The shark fishery of Ecuador is one of many around the world that feeds the growing Asian demand for sharkfin soup. Fishermen catch more than 40 different shark species and one need only visit a few of the fishing ports along the coast to see shark finning in full effect (such as these juvenile hammerheads captured off Santa Rosa).
Yet, until the 2005 update of fisheries data, the United Nations Food and Agriculture Organization (FAO) did not report elasmobranches for Ecuador, indicating that the Ecuadorian government failed to report on these species, probably in part due to the scandalous nature of the shark fin industry.
Our study reconstructed Ecuador’s mainland shark landings from the bottom up from 1979 to 2004 using gray literature and shark fin export data. Over this period, shark landings for the Ecuadorian mainland were an estimated 7000 tonnes per year, or nearly half a million sharks. Reconstructed shark landings were about 3.6 times greater than those retroactively reported by FAO from 1991 to 2004.
The discrepancies in data require the urgent implementation of the measures Ecuadorian law mandates: eliminating targeted shark captures, finning, and transshipments, as well as adoption of measures to minimize incidental capture.

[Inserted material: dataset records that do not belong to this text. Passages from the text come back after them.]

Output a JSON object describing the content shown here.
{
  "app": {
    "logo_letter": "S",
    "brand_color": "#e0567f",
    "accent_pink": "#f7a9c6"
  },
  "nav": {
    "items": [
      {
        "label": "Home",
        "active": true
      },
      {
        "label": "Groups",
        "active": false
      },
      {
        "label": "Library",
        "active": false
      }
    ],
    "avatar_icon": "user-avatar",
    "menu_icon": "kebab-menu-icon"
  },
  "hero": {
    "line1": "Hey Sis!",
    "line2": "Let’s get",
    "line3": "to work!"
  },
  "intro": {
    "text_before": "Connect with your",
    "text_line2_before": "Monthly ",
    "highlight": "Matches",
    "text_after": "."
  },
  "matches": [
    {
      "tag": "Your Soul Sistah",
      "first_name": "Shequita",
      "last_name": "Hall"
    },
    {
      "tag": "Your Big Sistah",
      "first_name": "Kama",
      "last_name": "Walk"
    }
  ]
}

Most of all, a serious shark landings monitoring system and effective chain of custody standards are needed.